Three earthquakes have struck in north-east Victoria, with tremors felt across the state, New South Wales, Canberra and as far as Adelaide and Launceston.

The shock happened at about 9.15am, images of destruction in Melbourne began appearing on social media. Several people shared videos and pictures from the inner suburb of Windsor, where a hamburger restaurant was smashed by the quake.

Dr Januka Attanayake, the research lead with the University of Melbourne’s Earthquake Seismology Earth Sciences unit, said preliminary estimates had the earthquake as a magnitude 5.8 to 6.0.

He told the Guardian, “If these preliminary estimates are correct, it is probably the largest earthquake we have felt around Melbourne in the last 175 to 200 years,” Attanayake said. “If it’s a magnitude 6.0, it’s the first in hundreds of years. This is the first earthquake of this magnitude I have seen here during my lifetime, and it has probably not been seen during the lifetime of several generations.”

“We record about 400 earthquakes less than magnitude 2.5 every year,” he said. “So earthquakes are not an exception.”

Usually, Attanayake and his team would put out more seismometers in the aftermath to try and detect aftershocks, which can last for months, but due to Covid-19 travel and work restrictions this was not possible, he said. Two significant aftershocks of 2.5 and 3.0 have already been detected by existing seismometers.

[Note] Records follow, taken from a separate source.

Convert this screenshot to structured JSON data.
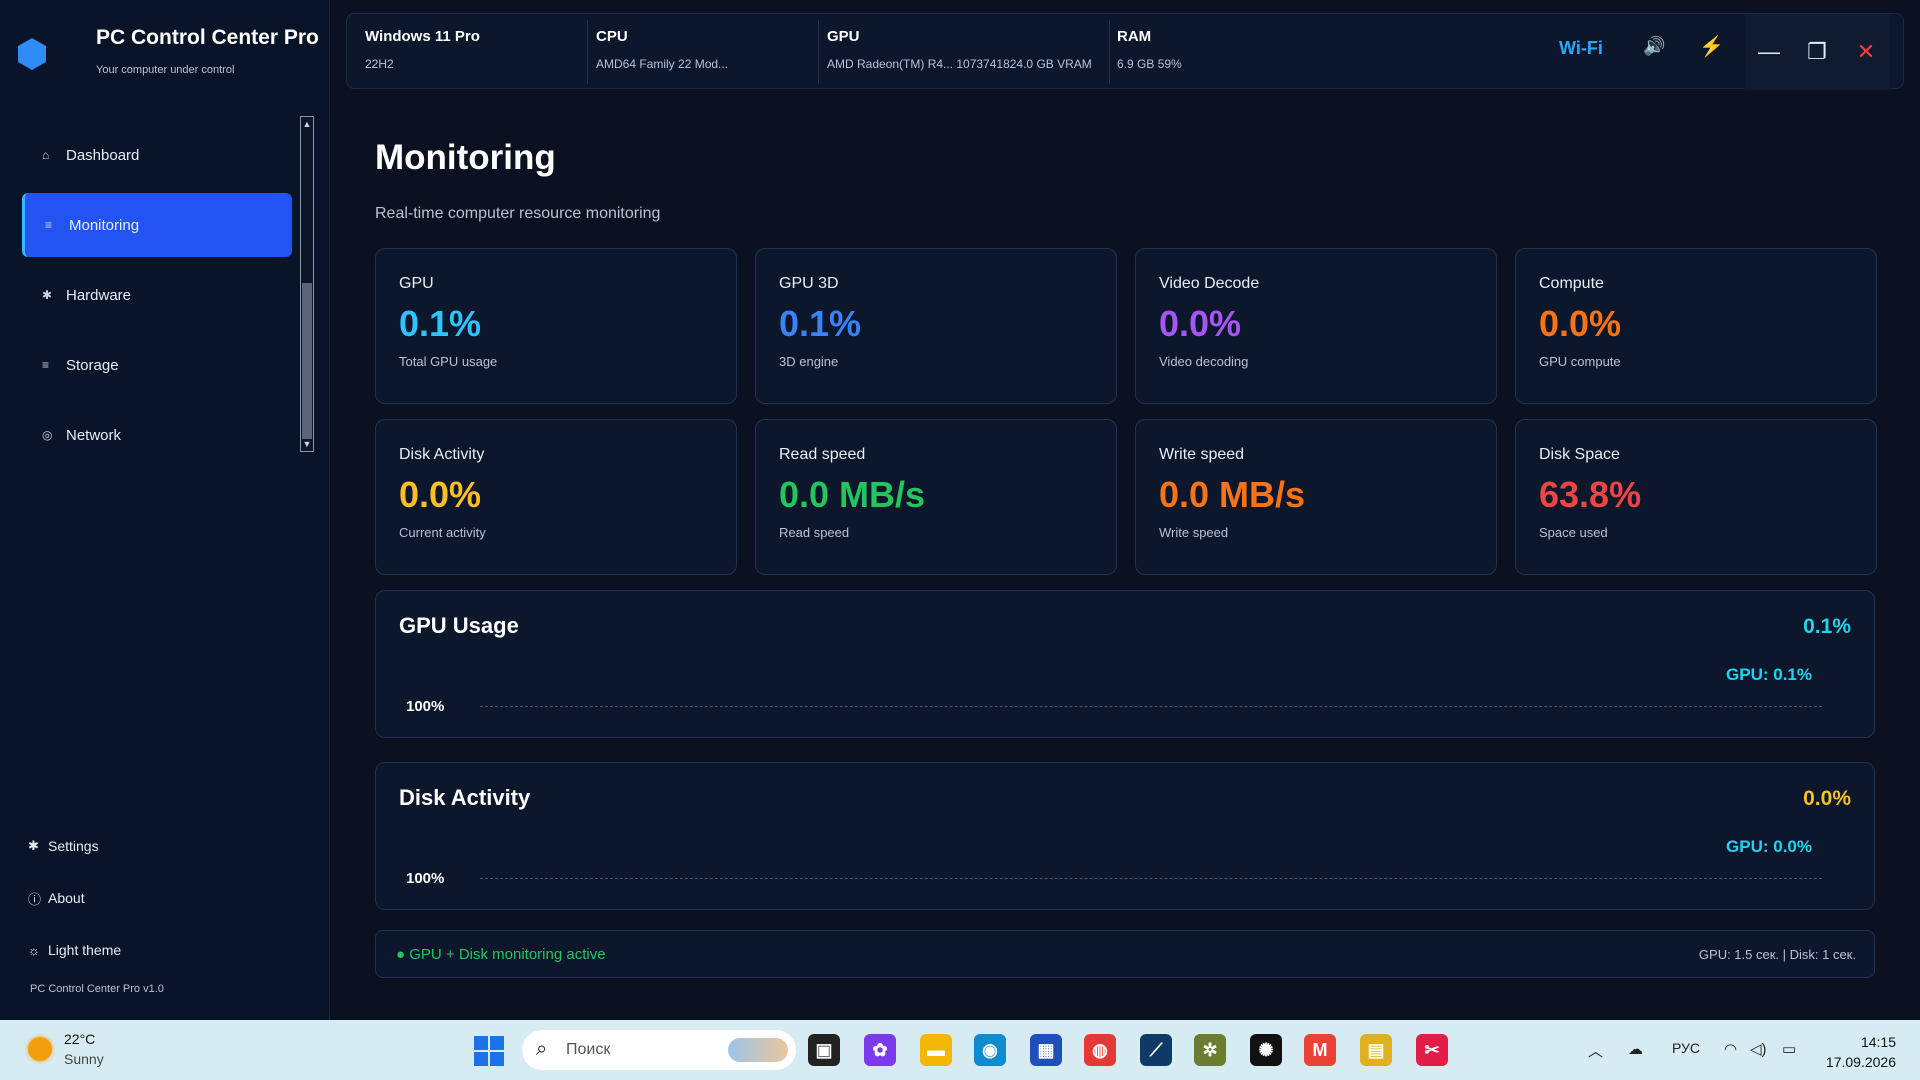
{
  "app": {
    "title": "PC Control Center Pro",
    "subtitle": "Your computer under control",
    "version": "PC Control Center Pro v1.0"
  },
  "sidebar": {
    "items": [
      {
        "label": "Dashboard",
        "icon": "home-icon",
        "glyph": "⌂",
        "active": false
      },
      {
        "label": "Monitoring",
        "icon": "monitor-icon",
        "glyph": "≡",
        "active": true
      },
      {
        "label": "Hardware",
        "icon": "gear-icon",
        "glyph": "✱",
        "active": false
      },
      {
        "label": "Storage",
        "icon": "storage-icon",
        "glyph": "≡",
        "active": false
      },
      {
        "label": "Network",
        "icon": "network-icon",
        "glyph": "◎",
        "active": false
      }
    ],
    "bottom": {
      "settings": {
        "label": "Settings",
        "glyph": "✱"
      },
      "about": {
        "label": "About",
        "glyph": "ⓘ"
      },
      "theme": {
        "label": "Light theme",
        "glyph": "☼"
      }
    }
  },
  "topbar": {
    "os": {
      "title": "Windows 11 Pro",
      "detail": "22H2"
    },
    "cpu": {
      "title": "CPU",
      "detail": "AMD64 Family 22 Mod..."
    },
    "gpu": {
      "title": "GPU",
      "detail": "AMD Radeon(TM) R4...   1073741824.0 GB VRAM"
    },
    "ram": {
      "title": "RAM",
      "detail": "6.9 GB   59%"
    },
    "wifi": "Wi-Fi",
    "speaker_glyph": "🔊",
    "power_glyph": "⚡",
    "window_controls": {
      "minimize": "—",
      "maximize": "❐",
      "close": "✕"
    }
  },
  "page": {
    "title": "Monitoring",
    "subtitle": "Real-time computer resource monitoring"
  },
  "cards": [
    {
      "label": "GPU",
      "value": "0.1%",
      "desc": "Total GPU usage",
      "color": "#2ec5ff"
    },
    {
      "label": "GPU 3D",
      "value": "0.1%",
      "desc": "3D engine",
      "color": "#3b82f6"
    },
    {
      "label": "Video Decode",
      "value": "0.0%",
      "desc": "Video decoding",
      "color": "#a855f7"
    },
    {
      "label": "Compute",
      "value": "0.0%",
      "desc": "GPU compute",
      "color": "#f97316"
    },
    {
      "label": "Disk Activity",
      "value": "0.0%",
      "desc": "Current activity",
      "color": "#fbbf24"
    },
    {
      "label": "Read speed",
      "value": "0.0 MB/s",
      "desc": "Read speed",
      "color": "#22c55e"
    },
    {
      "label": "Write speed",
      "value": "0.0 MB/s",
      "desc": "Write speed",
      "color": "#f97316"
    },
    {
      "label": "Disk Space",
      "value": "63.8%",
      "desc": "Space used",
      "color": "#ef4444"
    }
  ],
  "panels": [
    {
      "title": "GPU Usage",
      "value": "0.1%",
      "value_color": "#22d3ee",
      "legend": "GPU: 0.1%",
      "axis": "100%"
    },
    {
      "title": "Disk Activity",
      "value": "0.0%",
      "value_color": "#fbbf24",
      "legend": "GPU: 0.0%",
      "axis": "100%"
    }
  ],
  "status": {
    "left": "● GPU + Disk monitoring active",
    "right": "GPU: 1.5 сек.  |  Disk: 1 сек."
  },
  "taskbar": {
    "weather": {
      "temp": "22°C",
      "cond": "Sunny"
    },
    "search_placeholder": "Поиск",
    "lang": "РУС",
    "time": "14:15",
    "date": "17.09.2026",
    "apps": [
      {
        "name": "task-view-icon",
        "glyph": "▣",
        "color": "#222"
      },
      {
        "name": "copilot-icon",
        "glyph": "✿",
        "color": "#7c3aed"
      },
      {
        "name": "file-explorer-icon",
        "glyph": "▬",
        "color": "#f2b705"
      },
      {
        "name": "edge-icon",
        "glyph": "◉",
        "color": "#0e8bd1"
      },
      {
        "name": "store-icon",
        "glyph": "▦",
        "color": "#1f4fb8"
      },
      {
        "name": "chrome-icon",
        "glyph": "◍",
        "color": "#e53935"
      },
      {
        "name": "app-dark-icon",
        "glyph": "⟋",
        "color": "#0f3a66"
      },
      {
        "name": "app-gear-icon",
        "glyph": "✲",
        "color": "#6b7d2f"
      },
      {
        "name": "chatgpt-icon",
        "glyph": "✺",
        "color": "#111"
      },
      {
        "name": "gmail-icon",
        "glyph": "M",
        "color": "#ea4335"
      },
      {
        "name": "save-app-icon",
        "glyph": "▤",
        "color": "#e0b020"
      },
      {
        "name": "snipping-icon",
        "glyph": "✂",
        "color": "#e11d48"
      }
    ]
  }
}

“It’s important work because if we can detect aftershocks we can detect the fault area that ruptured,” he said. “We need to know this information for proper future hazard analysis. It helps us detect expected ground motions of earthquakes going forward. This is essential information for engineers building city structures in future, as we can for example say how much ground motion can be expected at a given location over the next 50 years.”